The highlight of our trip to Cologne was the Cathedral. We visited the Cathedral twice, once as tourists and once to worship. Attending High Mass at the Cologne Cathedral was my first time attending a Catholic service and there were some similarities that I noticed with Protestant services. Continue reading “Blog Post #4”
Visiting the Holocaust museum and the Sachsenhausen Concentration Camp initially left me shocked at the horrors committed by the Germans against Jews, homosexuals, and other minorities. Initially I wanted to blame the German people for the Holocaust, but I must believe that the problem is deeper than that. For me it served as a display of sin’s hold on humanity and our desperate need for a savior. Unfortunately, this genocide, while extensive, is not unique. As long as we as humans remain “fallen short of the glory of God,” (Romans 3:23) we will continue to do evil against one another.
Even if the problem is not specific for the German people, there have certainly been historical consequences for Germany. This event has not only shaped the German stereotype, but was a factor in the Allies’ occupation of Germany following the end of WWII. People believed that Germany, after provoking two global wars and attempting to “ethnically cleanse” their nation, needed to be controlled, at least temporarily. Also, as a result of the war, most historical buildings in larger cities are damaged or destroyed, leaving a constant reminder to those passing by.

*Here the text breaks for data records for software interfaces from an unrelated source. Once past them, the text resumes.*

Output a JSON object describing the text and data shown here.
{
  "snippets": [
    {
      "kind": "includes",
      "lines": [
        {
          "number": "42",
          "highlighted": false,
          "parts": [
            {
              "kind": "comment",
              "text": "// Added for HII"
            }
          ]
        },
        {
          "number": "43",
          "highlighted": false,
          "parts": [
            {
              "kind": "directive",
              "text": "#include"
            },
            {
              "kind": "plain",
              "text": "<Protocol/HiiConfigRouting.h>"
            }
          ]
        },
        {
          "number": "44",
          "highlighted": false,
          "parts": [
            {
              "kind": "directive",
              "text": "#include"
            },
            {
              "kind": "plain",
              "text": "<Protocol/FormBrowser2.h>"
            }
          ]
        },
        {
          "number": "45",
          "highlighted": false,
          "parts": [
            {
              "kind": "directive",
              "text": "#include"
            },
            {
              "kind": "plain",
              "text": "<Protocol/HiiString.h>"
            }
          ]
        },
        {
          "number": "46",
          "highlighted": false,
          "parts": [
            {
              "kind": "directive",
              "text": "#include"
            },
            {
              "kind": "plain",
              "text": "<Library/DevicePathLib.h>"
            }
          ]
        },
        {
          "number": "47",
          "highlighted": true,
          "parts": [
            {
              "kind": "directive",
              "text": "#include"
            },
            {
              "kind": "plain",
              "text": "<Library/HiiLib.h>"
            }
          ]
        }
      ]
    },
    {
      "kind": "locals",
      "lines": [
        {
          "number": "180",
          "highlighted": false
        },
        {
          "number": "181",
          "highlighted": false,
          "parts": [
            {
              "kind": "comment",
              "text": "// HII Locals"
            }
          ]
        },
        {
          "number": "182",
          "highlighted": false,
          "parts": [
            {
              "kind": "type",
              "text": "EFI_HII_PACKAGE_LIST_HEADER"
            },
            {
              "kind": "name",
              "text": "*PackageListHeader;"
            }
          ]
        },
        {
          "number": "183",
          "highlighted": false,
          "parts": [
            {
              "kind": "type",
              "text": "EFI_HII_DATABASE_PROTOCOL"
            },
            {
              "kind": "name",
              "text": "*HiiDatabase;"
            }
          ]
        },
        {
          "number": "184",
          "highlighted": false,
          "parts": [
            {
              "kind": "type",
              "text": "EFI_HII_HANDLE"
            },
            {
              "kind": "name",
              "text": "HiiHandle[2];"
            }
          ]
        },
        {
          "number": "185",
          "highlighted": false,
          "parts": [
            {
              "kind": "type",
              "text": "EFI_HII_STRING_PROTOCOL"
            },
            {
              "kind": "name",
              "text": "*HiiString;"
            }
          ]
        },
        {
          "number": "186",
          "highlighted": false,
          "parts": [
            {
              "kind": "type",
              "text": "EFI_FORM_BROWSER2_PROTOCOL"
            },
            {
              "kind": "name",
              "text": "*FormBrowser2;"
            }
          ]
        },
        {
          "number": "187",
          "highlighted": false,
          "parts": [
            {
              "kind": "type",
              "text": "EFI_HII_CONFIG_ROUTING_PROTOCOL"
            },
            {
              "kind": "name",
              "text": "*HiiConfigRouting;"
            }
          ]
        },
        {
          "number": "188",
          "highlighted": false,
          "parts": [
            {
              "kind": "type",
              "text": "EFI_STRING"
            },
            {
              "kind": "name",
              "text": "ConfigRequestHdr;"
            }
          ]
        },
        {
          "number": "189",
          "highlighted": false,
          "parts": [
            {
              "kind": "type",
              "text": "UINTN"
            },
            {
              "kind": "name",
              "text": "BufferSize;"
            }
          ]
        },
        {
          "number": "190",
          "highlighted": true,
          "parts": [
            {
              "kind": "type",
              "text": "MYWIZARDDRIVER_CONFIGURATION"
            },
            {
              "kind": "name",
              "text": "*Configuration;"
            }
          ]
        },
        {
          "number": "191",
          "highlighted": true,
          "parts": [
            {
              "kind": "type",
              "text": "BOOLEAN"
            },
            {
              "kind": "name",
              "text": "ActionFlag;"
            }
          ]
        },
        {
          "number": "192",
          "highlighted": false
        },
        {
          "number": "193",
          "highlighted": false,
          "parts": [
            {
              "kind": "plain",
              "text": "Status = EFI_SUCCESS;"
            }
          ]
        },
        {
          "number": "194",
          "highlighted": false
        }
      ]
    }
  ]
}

I realize that I could only scratch the surface of the true horrors that were experienced by those caught in the Holocaust. I also realize that although this experience was sad and dark, it was good experience as well. It gave me an objective view of an important time of recent history, as well as showing me the true depths of human sin and our desperate need for Jesus.

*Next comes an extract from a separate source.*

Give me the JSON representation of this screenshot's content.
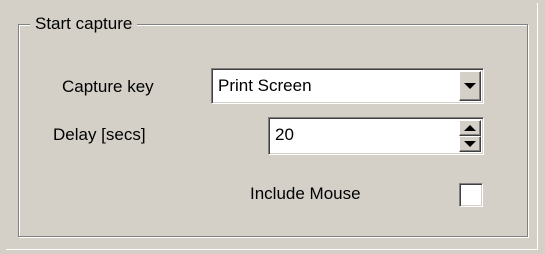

Berlin is a neat city. I have never been a huge fan of cities because they are lacking in elbow-room and fresh air, but… Continue reading “One Week Later…”